From the Chapter 4, Bloody Footprints, pp. 58-9, of An Indigenous Peoples’ History of the United States.
Reprinted for Fair Use Only.

Jeannette Armstrong is Syilx Okanagan, a fluent speaker of nsyilxcen and a traditional knowledge keeper of the Okanagan Nation. She currently holds the Canada Research Chair in Okanagan Indigenous Knowledge and Philosophy at UBC Okanagan. She has a Ph.D. in Environmental Ethics and Syilx Indigenous Literatures. She spoke at the International Forum on Globalization’s October 2014 “Techno-Utopianism & The Fate Of The Earth Teach-In on the topic of “Indigenous Economics.” In an essay she wrote titled, “Community: ‘Sharing One Skin’” (published in Paradigm Wars - Indigenous Peoples’ Resistance to Globalization, Jerry Mander & Victoria Tauli-Corpuz editors, International Forum on Globalization, 2006), she articulates the profound, primary connection of her people with the land:

The Okanagan teach that each person is born into a family and a community. You belong. You are them. Not to have family or community is to be scattered or falling apart. The bond of community and family includes the history of the many who came before us and the many ahead of us who share our flesh. Our most serious teaching is that community comes first in our choices, then family, and then ourselves as individuals.... We also refer to the land and our bodies with the same root syllable. This means that the flesh that is our body is pieces of the land come to us. The soil, the water, the air, and all the other life forms contributed parts to be our flesh. We are our land. (p. 34)

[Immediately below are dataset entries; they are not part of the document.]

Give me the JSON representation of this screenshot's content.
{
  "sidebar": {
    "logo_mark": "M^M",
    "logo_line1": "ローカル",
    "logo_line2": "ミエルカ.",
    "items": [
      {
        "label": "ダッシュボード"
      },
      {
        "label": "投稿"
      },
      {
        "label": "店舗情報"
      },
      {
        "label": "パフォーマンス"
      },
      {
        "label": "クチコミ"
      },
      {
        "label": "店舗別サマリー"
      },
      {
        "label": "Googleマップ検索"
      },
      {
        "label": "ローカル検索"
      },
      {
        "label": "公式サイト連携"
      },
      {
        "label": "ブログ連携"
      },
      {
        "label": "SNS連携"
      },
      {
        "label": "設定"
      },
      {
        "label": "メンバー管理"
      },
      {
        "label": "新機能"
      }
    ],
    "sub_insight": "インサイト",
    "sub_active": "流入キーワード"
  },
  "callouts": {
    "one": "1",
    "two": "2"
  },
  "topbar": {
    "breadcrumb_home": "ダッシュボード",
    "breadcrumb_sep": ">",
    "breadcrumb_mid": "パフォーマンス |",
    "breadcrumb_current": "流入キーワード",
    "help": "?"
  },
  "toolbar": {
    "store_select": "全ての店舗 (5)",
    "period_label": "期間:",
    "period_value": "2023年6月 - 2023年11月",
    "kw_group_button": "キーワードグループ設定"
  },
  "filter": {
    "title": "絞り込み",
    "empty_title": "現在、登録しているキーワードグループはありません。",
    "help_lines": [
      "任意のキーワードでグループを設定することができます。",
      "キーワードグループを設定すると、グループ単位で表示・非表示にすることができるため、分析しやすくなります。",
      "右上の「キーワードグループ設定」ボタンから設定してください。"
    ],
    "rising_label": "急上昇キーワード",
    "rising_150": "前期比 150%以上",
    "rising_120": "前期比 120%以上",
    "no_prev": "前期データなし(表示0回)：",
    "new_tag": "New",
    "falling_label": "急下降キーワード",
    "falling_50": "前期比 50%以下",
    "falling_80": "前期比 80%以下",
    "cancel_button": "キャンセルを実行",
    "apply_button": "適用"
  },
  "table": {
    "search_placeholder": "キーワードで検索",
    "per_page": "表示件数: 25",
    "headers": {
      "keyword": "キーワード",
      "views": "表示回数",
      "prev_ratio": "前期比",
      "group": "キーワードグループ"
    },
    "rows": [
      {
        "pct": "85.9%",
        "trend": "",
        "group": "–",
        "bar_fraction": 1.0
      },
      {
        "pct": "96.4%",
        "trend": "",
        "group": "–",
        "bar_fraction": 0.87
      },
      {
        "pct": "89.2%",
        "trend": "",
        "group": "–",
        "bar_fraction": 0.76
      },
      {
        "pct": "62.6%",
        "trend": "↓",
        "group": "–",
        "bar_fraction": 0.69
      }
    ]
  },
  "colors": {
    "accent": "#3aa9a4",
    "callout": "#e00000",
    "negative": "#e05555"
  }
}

For Indigenous people there is still the conscious understanding and awareness of the indivisible coupling between life and land. There is much to learn and increase consciousness concerning the way of life of Indigenous Peoples who have survived more than 500 years of genocide and the theft of their land they lived in sacred relationship with and responsibility toward for millennia. The myth of U.S. American exceptionalism was codified in the term, ‘Manifest Destiny’ In Chapter 6, “The Last of the Mohicans and Andrew Jackson’s White Republic,” Dunbar-Ortiz quotes historian Wai-chee Dimock:

The United States Magazine and Democratic Review summed it up by arguing that whereas European powers “conquer only to enslave,” America, being “a free nation,” “conquers only to bestow freedom,”... Far from being antagonistic, “empire” and “liberty” are instrumentally conjoined. If the former stands to safeguard the latter, the latter, in turn, serves to justify the former. Indeed, the conjunction of the two, of freedom and dominion, gives America its sovereign place in history—its Manifest Destiny, as its advocates so aptly call it. (p. 105-6) [Dimock, Wai-chee, Empire For Liberty: Melville and the Poetics of Individualism. Princeton, NJ: Princeton University Press, 1989, p. 9]

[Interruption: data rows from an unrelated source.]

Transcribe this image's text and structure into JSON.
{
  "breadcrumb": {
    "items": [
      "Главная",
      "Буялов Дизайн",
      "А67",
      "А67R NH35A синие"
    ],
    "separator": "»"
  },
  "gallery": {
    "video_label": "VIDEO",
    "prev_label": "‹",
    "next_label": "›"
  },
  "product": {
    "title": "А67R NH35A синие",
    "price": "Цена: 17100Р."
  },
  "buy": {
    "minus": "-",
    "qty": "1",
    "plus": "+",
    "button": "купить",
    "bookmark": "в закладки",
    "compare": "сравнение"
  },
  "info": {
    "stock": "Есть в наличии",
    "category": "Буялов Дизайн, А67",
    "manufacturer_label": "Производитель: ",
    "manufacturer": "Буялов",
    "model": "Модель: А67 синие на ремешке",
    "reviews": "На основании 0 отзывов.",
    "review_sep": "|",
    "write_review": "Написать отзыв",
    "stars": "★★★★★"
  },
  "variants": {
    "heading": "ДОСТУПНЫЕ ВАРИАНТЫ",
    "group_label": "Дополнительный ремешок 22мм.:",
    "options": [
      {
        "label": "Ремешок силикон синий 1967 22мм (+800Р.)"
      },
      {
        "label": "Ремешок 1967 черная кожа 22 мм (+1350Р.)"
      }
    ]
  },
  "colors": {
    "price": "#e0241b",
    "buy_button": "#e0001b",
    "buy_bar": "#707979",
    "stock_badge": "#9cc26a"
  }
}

The necessity to outgrow the unique brand of exceptionalism that can be seen as the state religion of the U.S. is more pressing with each passing year. And yet, while “even ‘genocide’ seems an inadequate description for what happened, ... rather than viewing it with horror, most Americans have conceived of it as their country’s manifest destiny.” (p. 79) An Indigenous Peoples’s History of the United States is a liberating vehicle to facility dispelling the myths of the founding of this Settler Colonial state.

Our nation was born in genocide ... We are perhaps the only nation which tried as a matter of national policy to wipe out its indigenous population. Moreover, we elevated that tragic experience into a noble crusade. Indeed, even today we have not permitted ourselves to reject or to feel remorse for this shameful episode.
—Martin Luther King, Jr.          
Why We Can’t Wait, pp. 41-42